I can feel the chaos abating in my new life in the UK and I’m starting to become more productive in terms of new photographs. Some of you will have seen the beginnings of my new project work in the slate mining areas of North Wales and I am now thinking of where else I will spend time in 2017. A recent ‘weekend away’ trip to the Lake District with my girlfriend definitely helped. It’s beautiful; more so than I’d expected. Here’s a short commentary on the trip and some unprocessed photos to give those who’ve not been an idea of what it looks like!
Before I drove the two hours to the Lake District, I had a peek at various locations and tried to get a feel for the various bodies of water. Naturally, I did this by looking at tourists’ and photographers’ photographs, many of which were stunning. However, when I visited, I did not see the landscape in the same way. I have a propensity for darker imagery and I also try to avoid locations and views that have been well-worn by other photographers (unless I feel I can bring a different interpretation). I enjoy the sense of exploration and discovery that comes with not having a detailed idea of what any of my photographs will end up looking like. That’s where the richness lies, for me.
We arrived during relatively calm, but dark weather. The sun was nowhere to be seen and dingy light levels made hand-held shooting quite a challenge, but this was not a photography trip. It was a few days away with my partner before returning home to Christmas. On the first day we just contoured Rydal Water and enjoyed the scenery and solitude. I previously visited the Lake District about six years ago, but spent my time hiking up peaks rather than walking around lakes, so this was a completely new ‘watery’ experience and I’m smitten!
The weather was so poor on the second day (strong winds, rain and very dark) that we didn’t do any walking. Instead, we just enjoyed warmth and relaxation. Nonetheless, just taking in views from the campervan (where we spent the first night) and the hotel (where we spent the second) were enough to maintain that itch.
The Lake District is probably something many British photographers take for granted as a location, but for me it’s fresh. I have yet to develop a full relationship with its landscape, but initial impressions are very powerful indeed. It is much less harsh than North Wales and has a gentler, prettier and more open quality reminiscent of (a more southern version of) parts of Scotland.

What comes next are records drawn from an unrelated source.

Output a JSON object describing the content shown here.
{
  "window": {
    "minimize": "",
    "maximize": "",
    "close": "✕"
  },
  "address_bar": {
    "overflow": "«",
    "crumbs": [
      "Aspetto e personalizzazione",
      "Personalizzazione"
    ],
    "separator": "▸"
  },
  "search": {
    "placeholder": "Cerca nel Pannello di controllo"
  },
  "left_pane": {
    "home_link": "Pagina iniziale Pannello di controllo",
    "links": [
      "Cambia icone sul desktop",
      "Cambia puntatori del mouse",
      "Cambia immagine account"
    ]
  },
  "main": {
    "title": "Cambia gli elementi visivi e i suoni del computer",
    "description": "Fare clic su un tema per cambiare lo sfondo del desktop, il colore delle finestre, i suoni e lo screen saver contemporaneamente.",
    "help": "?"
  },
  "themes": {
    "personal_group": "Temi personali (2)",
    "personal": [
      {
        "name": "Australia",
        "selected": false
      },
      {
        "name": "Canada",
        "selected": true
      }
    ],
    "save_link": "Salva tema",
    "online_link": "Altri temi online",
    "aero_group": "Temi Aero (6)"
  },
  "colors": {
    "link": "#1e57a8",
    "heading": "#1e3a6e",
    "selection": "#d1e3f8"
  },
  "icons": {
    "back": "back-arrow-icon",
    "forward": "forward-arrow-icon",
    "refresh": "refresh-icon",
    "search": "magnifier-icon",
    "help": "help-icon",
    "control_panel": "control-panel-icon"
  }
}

Importantly, I feel that my thoughts and feelings on the area are not especially well reflected in the photography I have seen to date, which is encouraging. It’s undoubtedly a ‘pretty’ location, but that’s a perspective I think one needs to be careful of. There are enough pretty photographs of The Lakes.
Some landscapes we look at and marvel at. We admire them. This one I felt right in my core and I can’t think of a better start than that. I can feel the imagery I think I will produce, without yet being able to any of my future photographs. Maybe that will make sense to some of you.
As for the camper van I mentioned a while ago, I’m loving it. Not only does it provide very comfortable sleeping, but it gives me a fairly spacious base camp, from which to enjoy warmth, food and copious amounts of tea. Being able to spread out maps on the table and generally relax really helps recuperate between forays. When I’m spending a few days in a region, it completely changes the experience.
I can’t wait to get stuck into 2017! I’ll be spending as much time as I possibly can in the field during Jan-April and may try to whizz up to Scotland, given half a chance….
P.S. The 85mm Batis is really impressing me, but more on that another time.